**Entries shown:**
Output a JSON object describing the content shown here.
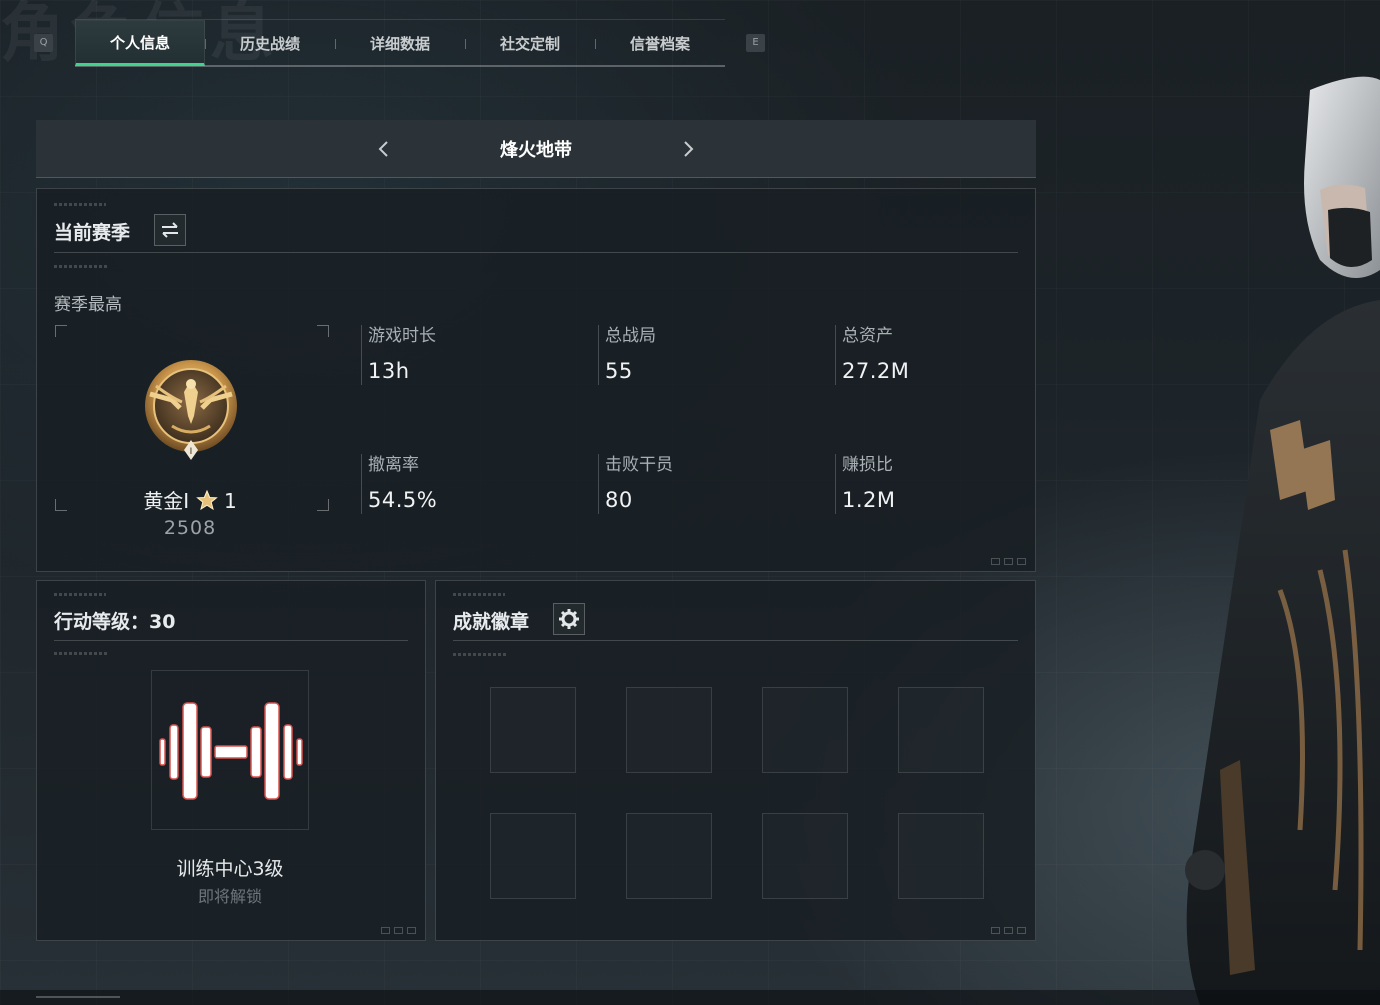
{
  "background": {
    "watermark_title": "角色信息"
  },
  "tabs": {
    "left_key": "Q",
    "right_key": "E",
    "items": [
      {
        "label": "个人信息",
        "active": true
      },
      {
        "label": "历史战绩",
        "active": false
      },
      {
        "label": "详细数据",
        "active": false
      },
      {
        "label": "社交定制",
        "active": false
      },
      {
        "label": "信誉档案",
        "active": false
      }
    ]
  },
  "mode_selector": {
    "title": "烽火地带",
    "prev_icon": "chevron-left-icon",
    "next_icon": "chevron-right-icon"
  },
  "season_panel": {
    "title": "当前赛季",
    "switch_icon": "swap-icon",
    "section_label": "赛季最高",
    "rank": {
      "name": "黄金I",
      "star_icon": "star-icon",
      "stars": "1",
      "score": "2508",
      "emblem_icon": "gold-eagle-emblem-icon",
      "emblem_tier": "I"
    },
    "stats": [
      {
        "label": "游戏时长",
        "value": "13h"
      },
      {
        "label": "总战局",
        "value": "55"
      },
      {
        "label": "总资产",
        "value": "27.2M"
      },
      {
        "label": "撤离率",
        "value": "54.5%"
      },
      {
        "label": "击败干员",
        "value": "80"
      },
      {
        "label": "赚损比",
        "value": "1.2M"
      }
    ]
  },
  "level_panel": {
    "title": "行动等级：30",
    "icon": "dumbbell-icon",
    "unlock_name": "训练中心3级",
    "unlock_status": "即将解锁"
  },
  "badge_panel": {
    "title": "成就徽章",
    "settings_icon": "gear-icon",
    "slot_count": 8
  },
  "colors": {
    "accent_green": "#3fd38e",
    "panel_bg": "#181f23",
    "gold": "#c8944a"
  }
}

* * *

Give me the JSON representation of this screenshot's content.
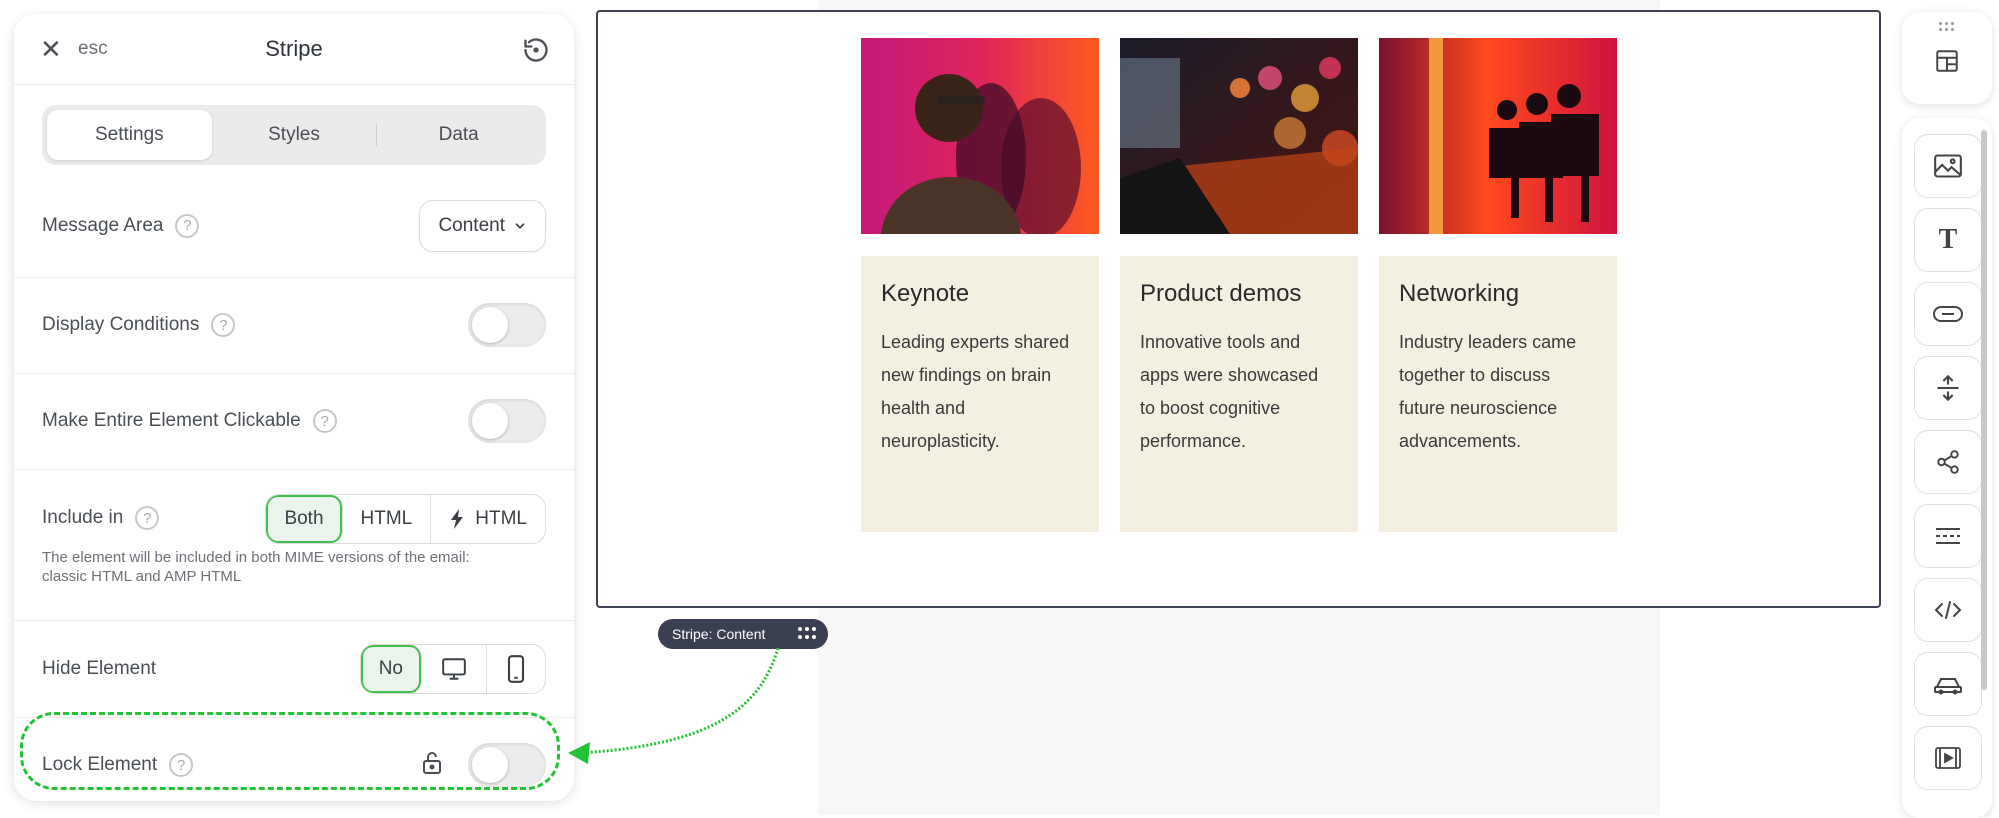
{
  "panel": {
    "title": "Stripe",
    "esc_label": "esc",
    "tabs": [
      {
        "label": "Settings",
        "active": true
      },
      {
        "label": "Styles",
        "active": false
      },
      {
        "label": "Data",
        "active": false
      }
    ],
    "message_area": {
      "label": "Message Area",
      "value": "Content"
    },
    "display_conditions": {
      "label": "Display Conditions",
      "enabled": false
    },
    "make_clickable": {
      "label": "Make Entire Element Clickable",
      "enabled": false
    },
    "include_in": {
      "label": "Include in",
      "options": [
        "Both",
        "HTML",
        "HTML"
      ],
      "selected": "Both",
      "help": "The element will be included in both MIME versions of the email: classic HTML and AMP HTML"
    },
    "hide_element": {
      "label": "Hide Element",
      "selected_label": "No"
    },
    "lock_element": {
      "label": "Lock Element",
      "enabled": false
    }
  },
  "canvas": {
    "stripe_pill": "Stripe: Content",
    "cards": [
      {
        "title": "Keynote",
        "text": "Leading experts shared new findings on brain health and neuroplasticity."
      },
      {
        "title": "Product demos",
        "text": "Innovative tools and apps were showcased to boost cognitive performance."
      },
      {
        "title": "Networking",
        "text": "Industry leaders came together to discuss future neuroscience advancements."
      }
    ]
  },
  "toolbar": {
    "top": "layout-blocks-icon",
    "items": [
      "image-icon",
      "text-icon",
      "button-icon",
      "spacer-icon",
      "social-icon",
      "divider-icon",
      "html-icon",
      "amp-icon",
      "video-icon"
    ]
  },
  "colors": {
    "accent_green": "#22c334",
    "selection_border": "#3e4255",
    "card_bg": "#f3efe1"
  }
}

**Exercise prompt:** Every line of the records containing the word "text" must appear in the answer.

**Task result:**
        "text": "Leading experts shared new findings on brain health and neuroplasticity."
        "text": "Innovative tools and apps were showcased to boost cognitive performance."
        "text": "Industry leaders came together to discuss future neuroscience advancements."
      "text-icon",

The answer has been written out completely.